The question is interesting though perhaps not strictly "research-level". Terminology in mathematics develops a bit haphazardly, and sometimes things get misleading names. In this case the work of Specht around 1935 did place the representations of symmetric groups in the then-modern setting of module theory. But the notion of "Specht module" seems to have emerged around 1970 in the rapidly developing work on representations of the groups in prime characteristic. Work of M.H. Peel and especially work of Gordon James popularized the notion. In particular, James exploited the fact that the characteristic 0 Specht modules have a fairly natural reduction mod $p$ for any prime $p$. This is somewhat analogous to the algebraic group situation, where "Weyl modules" come by such reductions and then have a unique distinguished composition factor.

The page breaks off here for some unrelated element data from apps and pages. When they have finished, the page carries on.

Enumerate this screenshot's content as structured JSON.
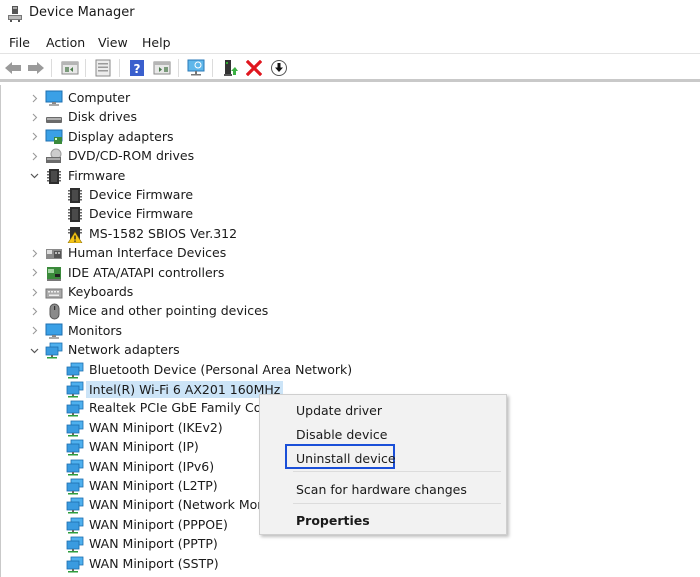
{
  "window": {
    "title": "Device Manager",
    "icon": "device-manager-icon"
  },
  "menu": [
    "File",
    "Action",
    "View",
    "Help"
  ],
  "toolbar": [
    {
      "name": "back-button",
      "icon": "arrow-left-icon"
    },
    {
      "name": "forward-button",
      "icon": "arrow-right-icon"
    },
    {
      "name": "show-hide-console-tree-button",
      "icon": "console-tree-icon"
    },
    {
      "name": "properties-button",
      "icon": "properties-sheet-icon"
    },
    {
      "name": "help-button",
      "icon": "help-icon"
    },
    {
      "name": "show-hide-action-pane-button",
      "icon": "action-pane-icon"
    },
    {
      "name": "scan-hardware-button",
      "icon": "monitor-scan-icon"
    },
    {
      "name": "update-driver-button",
      "icon": "update-driver-icon"
    },
    {
      "name": "uninstall-device-button",
      "icon": "red-x-icon"
    },
    {
      "name": "disable-device-button",
      "icon": "down-arrow-circle-icon"
    }
  ],
  "tree": [
    {
      "label": "Computer",
      "level": 0,
      "expanded": false,
      "icon": "computer-icon"
    },
    {
      "label": "Disk drives",
      "level": 0,
      "expanded": false,
      "icon": "disk-drive-icon"
    },
    {
      "label": "Display adapters",
      "level": 0,
      "expanded": false,
      "icon": "display-adapter-icon"
    },
    {
      "label": "DVD/CD-ROM drives",
      "level": 0,
      "expanded": false,
      "icon": "dvd-drive-icon"
    },
    {
      "label": "Firmware",
      "level": 0,
      "expanded": true,
      "icon": "firmware-chip-icon"
    },
    {
      "label": "Device Firmware",
      "level": 1,
      "icon": "firmware-chip-icon"
    },
    {
      "label": "Device Firmware",
      "level": 1,
      "icon": "firmware-chip-icon"
    },
    {
      "label": "MS-1582 SBIOS Ver.312",
      "level": 1,
      "icon": "firmware-warning-icon"
    },
    {
      "label": "Human Interface Devices",
      "level": 0,
      "expanded": false,
      "icon": "hid-icon"
    },
    {
      "label": "IDE ATA/ATAPI controllers",
      "level": 0,
      "expanded": false,
      "icon": "ide-controller-icon"
    },
    {
      "label": "Keyboards",
      "level": 0,
      "expanded": false,
      "icon": "keyboard-icon"
    },
    {
      "label": "Mice and other pointing devices",
      "level": 0,
      "expanded": false,
      "icon": "mouse-icon"
    },
    {
      "label": "Monitors",
      "level": 0,
      "expanded": false,
      "icon": "monitor-icon"
    },
    {
      "label": "Network adapters",
      "level": 0,
      "expanded": true,
      "icon": "network-adapter-icon"
    },
    {
      "label": "Bluetooth Device (Personal Area Network)",
      "level": 1,
      "icon": "network-adapter-icon"
    },
    {
      "label": "Intel(R) Wi-Fi 6 AX201 160MHz",
      "level": 1,
      "icon": "network-adapter-icon",
      "selected": true
    },
    {
      "label": "Realtek PCIe GbE Family Controller",
      "level": 1,
      "icon": "network-adapter-icon"
    },
    {
      "label": "WAN Miniport (IKEv2)",
      "level": 1,
      "icon": "network-adapter-icon"
    },
    {
      "label": "WAN Miniport (IP)",
      "level": 1,
      "icon": "network-adapter-icon"
    },
    {
      "label": "WAN Miniport (IPv6)",
      "level": 1,
      "icon": "network-adapter-icon"
    },
    {
      "label": "WAN Miniport (L2TP)",
      "level": 1,
      "icon": "network-adapter-icon"
    },
    {
      "label": "WAN Miniport (Network Monitor)",
      "level": 1,
      "icon": "network-adapter-icon"
    },
    {
      "label": "WAN Miniport (PPPOE)",
      "level": 1,
      "icon": "network-adapter-icon"
    },
    {
      "label": "WAN Miniport (PPTP)",
      "level": 1,
      "icon": "network-adapter-icon"
    },
    {
      "label": "WAN Miniport (SSTP)",
      "level": 1,
      "icon": "network-adapter-icon"
    }
  ],
  "context_menu": {
    "items": [
      {
        "label": "Update driver"
      },
      {
        "label": "Disable device"
      },
      {
        "label": "Uninstall device",
        "highlighted": true
      },
      {
        "label": "Scan for hardware changes"
      },
      {
        "label": "Properties",
        "bold": true
      }
    ],
    "highlight_color": "#1a4fd8"
  },
  "colors": {
    "selection": "#cce4f7",
    "menu_bg": "#f2f2f2"
  }
}
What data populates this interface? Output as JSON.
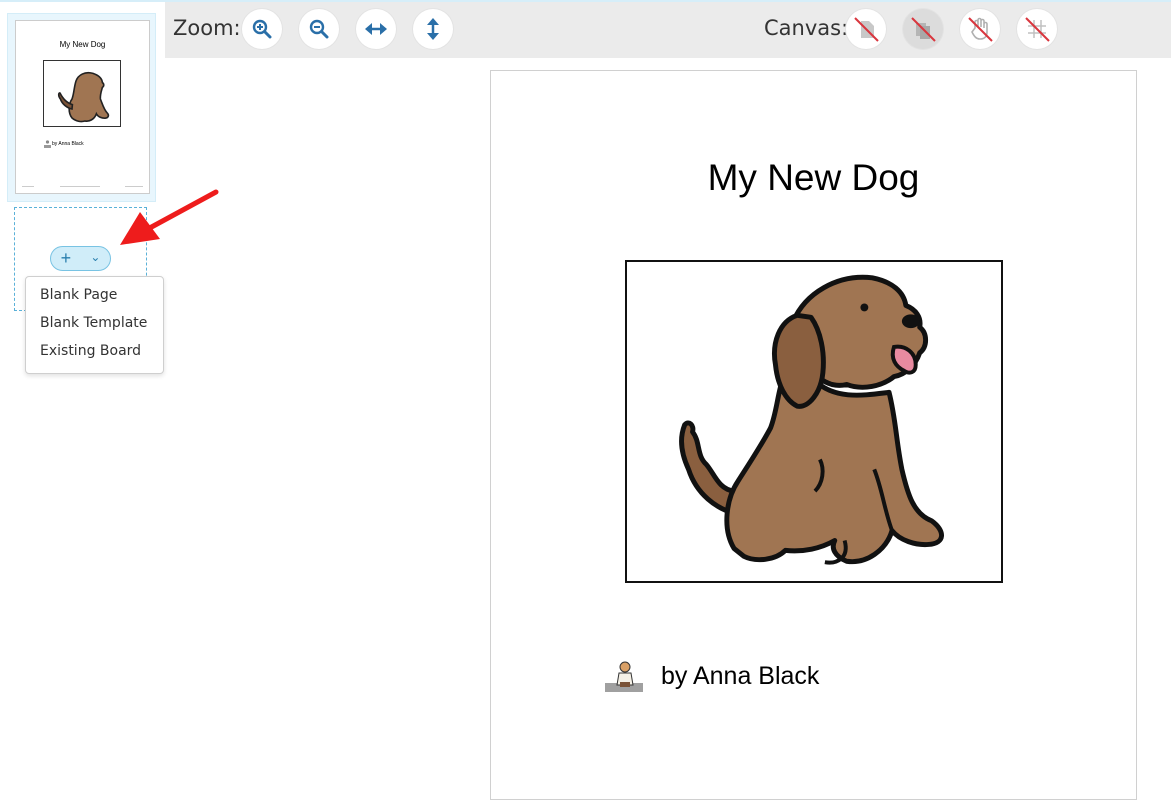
{
  "toolbar": {
    "zoom_label": "Zoom:",
    "canvas_label": "Canvas:",
    "zoom_buttons": [
      "zoom-in-icon",
      "zoom-out-icon",
      "fit-width-icon",
      "fit-height-icon"
    ],
    "canvas_buttons": [
      "canvas-page-off-icon",
      "canvas-pages-off-icon",
      "canvas-hand-off-icon",
      "canvas-grid-off-icon"
    ]
  },
  "sidebar": {
    "thumbnail": {
      "title": "My New Dog",
      "author": "by Anna Black"
    },
    "add_button": {
      "plus": "+",
      "chevron": "⌄"
    },
    "menu": [
      "Blank Page",
      "Blank Template",
      "Existing Board"
    ]
  },
  "page": {
    "title": "My New Dog",
    "author": "by Anna Black"
  },
  "colors": {
    "accent": "#2a6fa8",
    "annotation_arrow": "#ee1c1c",
    "toolbar_bg": "#ebebeb"
  }
}
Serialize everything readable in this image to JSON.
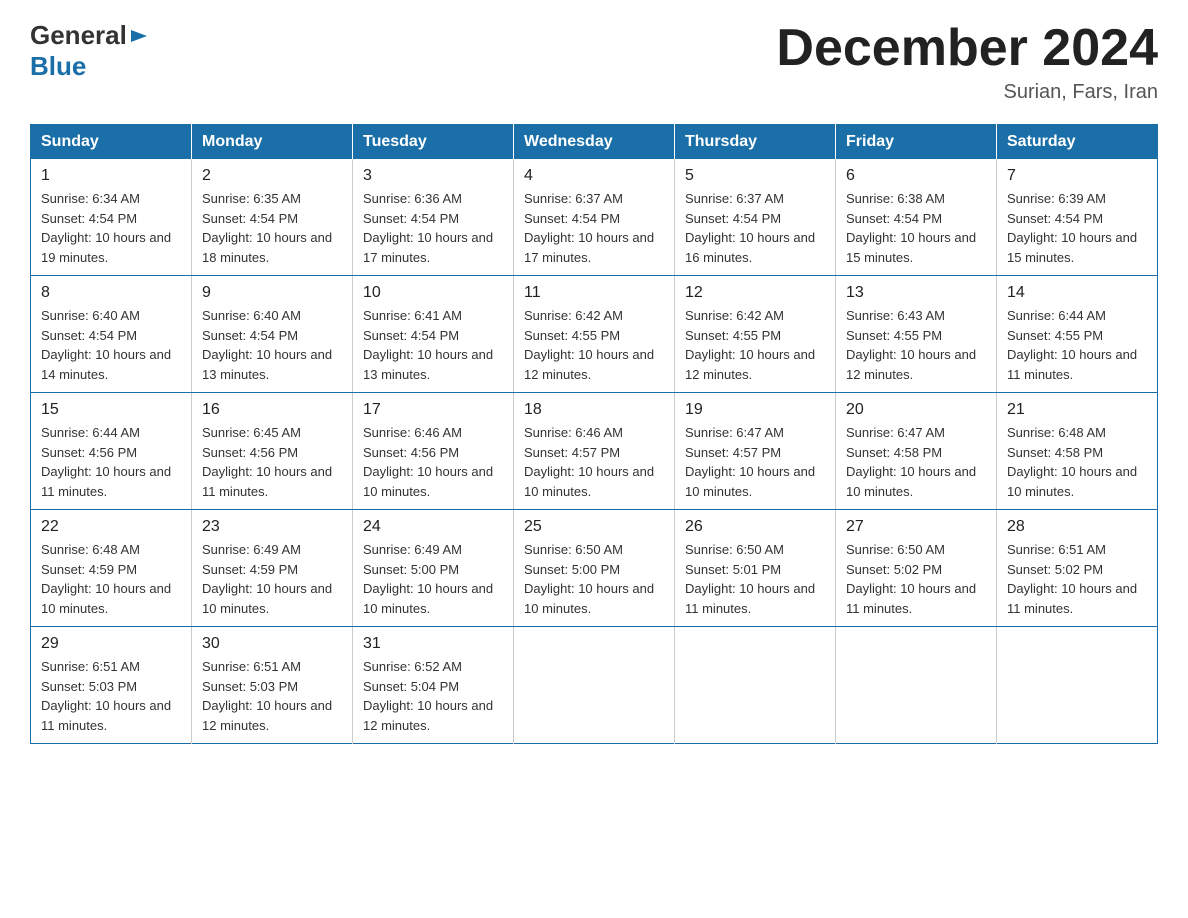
{
  "header": {
    "logo": {
      "general": "General",
      "blue": "Blue",
      "arrow": "▶"
    },
    "title": "December 2024",
    "subtitle": "Surian, Fars, Iran"
  },
  "calendar": {
    "days": [
      "Sunday",
      "Monday",
      "Tuesday",
      "Wednesday",
      "Thursday",
      "Friday",
      "Saturday"
    ],
    "weeks": [
      [
        {
          "num": "1",
          "sunrise": "6:34 AM",
          "sunset": "4:54 PM",
          "daylight": "10 hours and 19 minutes."
        },
        {
          "num": "2",
          "sunrise": "6:35 AM",
          "sunset": "4:54 PM",
          "daylight": "10 hours and 18 minutes."
        },
        {
          "num": "3",
          "sunrise": "6:36 AM",
          "sunset": "4:54 PM",
          "daylight": "10 hours and 17 minutes."
        },
        {
          "num": "4",
          "sunrise": "6:37 AM",
          "sunset": "4:54 PM",
          "daylight": "10 hours and 17 minutes."
        },
        {
          "num": "5",
          "sunrise": "6:37 AM",
          "sunset": "4:54 PM",
          "daylight": "10 hours and 16 minutes."
        },
        {
          "num": "6",
          "sunrise": "6:38 AM",
          "sunset": "4:54 PM",
          "daylight": "10 hours and 15 minutes."
        },
        {
          "num": "7",
          "sunrise": "6:39 AM",
          "sunset": "4:54 PM",
          "daylight": "10 hours and 15 minutes."
        }
      ],
      [
        {
          "num": "8",
          "sunrise": "6:40 AM",
          "sunset": "4:54 PM",
          "daylight": "10 hours and 14 minutes."
        },
        {
          "num": "9",
          "sunrise": "6:40 AM",
          "sunset": "4:54 PM",
          "daylight": "10 hours and 13 minutes."
        },
        {
          "num": "10",
          "sunrise": "6:41 AM",
          "sunset": "4:54 PM",
          "daylight": "10 hours and 13 minutes."
        },
        {
          "num": "11",
          "sunrise": "6:42 AM",
          "sunset": "4:55 PM",
          "daylight": "10 hours and 12 minutes."
        },
        {
          "num": "12",
          "sunrise": "6:42 AM",
          "sunset": "4:55 PM",
          "daylight": "10 hours and 12 minutes."
        },
        {
          "num": "13",
          "sunrise": "6:43 AM",
          "sunset": "4:55 PM",
          "daylight": "10 hours and 12 minutes."
        },
        {
          "num": "14",
          "sunrise": "6:44 AM",
          "sunset": "4:55 PM",
          "daylight": "10 hours and 11 minutes."
        }
      ],
      [
        {
          "num": "15",
          "sunrise": "6:44 AM",
          "sunset": "4:56 PM",
          "daylight": "10 hours and 11 minutes."
        },
        {
          "num": "16",
          "sunrise": "6:45 AM",
          "sunset": "4:56 PM",
          "daylight": "10 hours and 11 minutes."
        },
        {
          "num": "17",
          "sunrise": "6:46 AM",
          "sunset": "4:56 PM",
          "daylight": "10 hours and 10 minutes."
        },
        {
          "num": "18",
          "sunrise": "6:46 AM",
          "sunset": "4:57 PM",
          "daylight": "10 hours and 10 minutes."
        },
        {
          "num": "19",
          "sunrise": "6:47 AM",
          "sunset": "4:57 PM",
          "daylight": "10 hours and 10 minutes."
        },
        {
          "num": "20",
          "sunrise": "6:47 AM",
          "sunset": "4:58 PM",
          "daylight": "10 hours and 10 minutes."
        },
        {
          "num": "21",
          "sunrise": "6:48 AM",
          "sunset": "4:58 PM",
          "daylight": "10 hours and 10 minutes."
        }
      ],
      [
        {
          "num": "22",
          "sunrise": "6:48 AM",
          "sunset": "4:59 PM",
          "daylight": "10 hours and 10 minutes."
        },
        {
          "num": "23",
          "sunrise": "6:49 AM",
          "sunset": "4:59 PM",
          "daylight": "10 hours and 10 minutes."
        },
        {
          "num": "24",
          "sunrise": "6:49 AM",
          "sunset": "5:00 PM",
          "daylight": "10 hours and 10 minutes."
        },
        {
          "num": "25",
          "sunrise": "6:50 AM",
          "sunset": "5:00 PM",
          "daylight": "10 hours and 10 minutes."
        },
        {
          "num": "26",
          "sunrise": "6:50 AM",
          "sunset": "5:01 PM",
          "daylight": "10 hours and 11 minutes."
        },
        {
          "num": "27",
          "sunrise": "6:50 AM",
          "sunset": "5:02 PM",
          "daylight": "10 hours and 11 minutes."
        },
        {
          "num": "28",
          "sunrise": "6:51 AM",
          "sunset": "5:02 PM",
          "daylight": "10 hours and 11 minutes."
        }
      ],
      [
        {
          "num": "29",
          "sunrise": "6:51 AM",
          "sunset": "5:03 PM",
          "daylight": "10 hours and 11 minutes."
        },
        {
          "num": "30",
          "sunrise": "6:51 AM",
          "sunset": "5:03 PM",
          "daylight": "10 hours and 12 minutes."
        },
        {
          "num": "31",
          "sunrise": "6:52 AM",
          "sunset": "5:04 PM",
          "daylight": "10 hours and 12 minutes."
        },
        null,
        null,
        null,
        null
      ]
    ]
  }
}
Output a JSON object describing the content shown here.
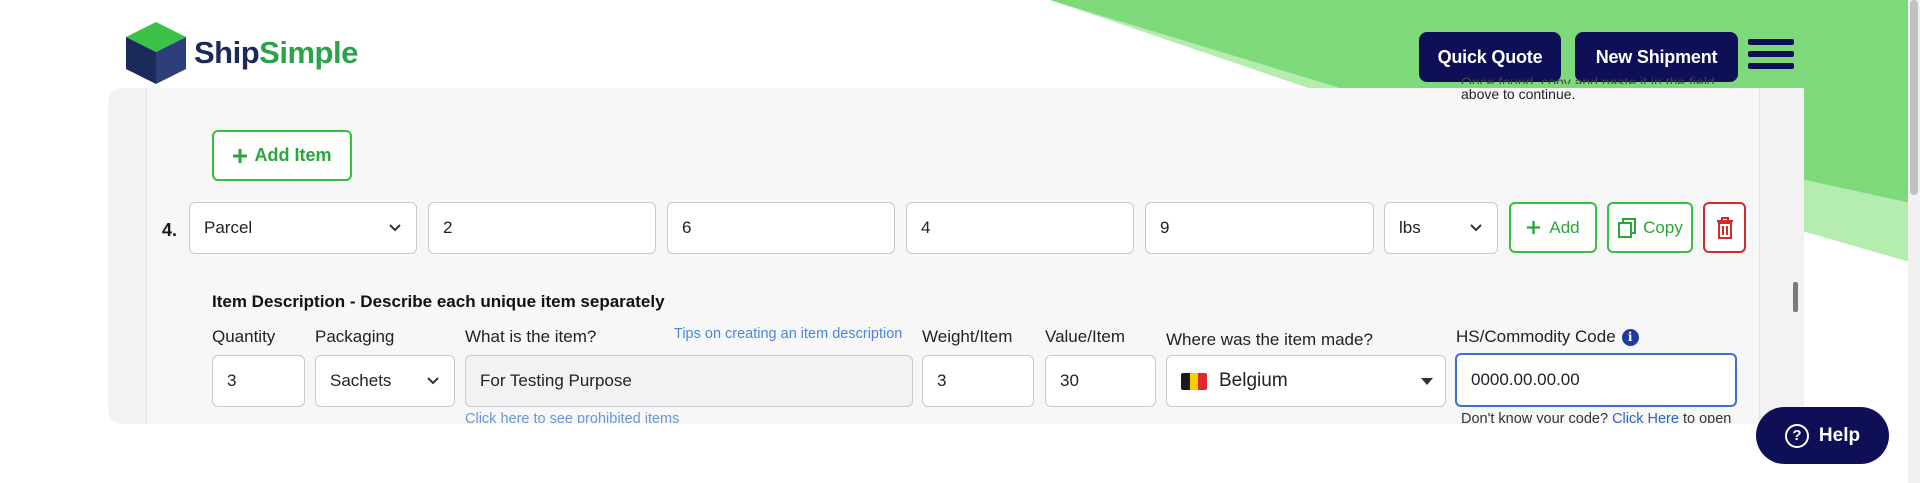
{
  "header": {
    "logo_part1": "Ship",
    "logo_part2": "Simple",
    "quick_quote": "Quick Quote",
    "new_shipment": "New Shipment"
  },
  "help_top": {
    "line1": "Once found, copy and paste it in the field",
    "line2": "above to continue."
  },
  "add_item_label": "Add Item",
  "package_row": {
    "number": "4.",
    "package_type": "Parcel",
    "length": "2",
    "width": "6",
    "height": "4",
    "weight": "9",
    "unit": "lbs",
    "add_label": "Add",
    "copy_label": "Copy"
  },
  "item_section": {
    "title": "Item Description - Describe each unique item separately",
    "labels": {
      "quantity": "Quantity",
      "packaging": "Packaging",
      "what": "What is the item?",
      "tips": "Tips on creating an item description",
      "weight": "Weight/Item",
      "value": "Value/Item",
      "origin": "Where was the item made?",
      "hs": "HS/Commodity Code"
    },
    "values": {
      "quantity": "3",
      "packaging": "Sachets",
      "what": "For Testing Purpose",
      "weight": "3",
      "value": "30",
      "origin": "Belgium",
      "hs": "0000.00.00.00"
    },
    "prohibited_link": "Click here to see prohibited items",
    "code_help_prefix": "Don't know your code?",
    "code_help_link": "Click Here",
    "code_help_suffix": "to open"
  },
  "help_button": "Help",
  "colors": {
    "navy": "#0f0f57",
    "green": "#33c13f",
    "red": "#d22b2b",
    "link_blue": "#4a86d9",
    "bg_green": "#7ed97a",
    "bg_green_light": "#b5edb0"
  }
}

By now the literature on symmetric group representations in prime characteristic is quite extensive, with the term "Specht module" being ubiquitous. In the classical characteristic 0 theory, no such language is usually needed. Anyway, one might make a case for the terminology "James module" here, but it's too late for that. Specht himself had no special influence on the modular theory.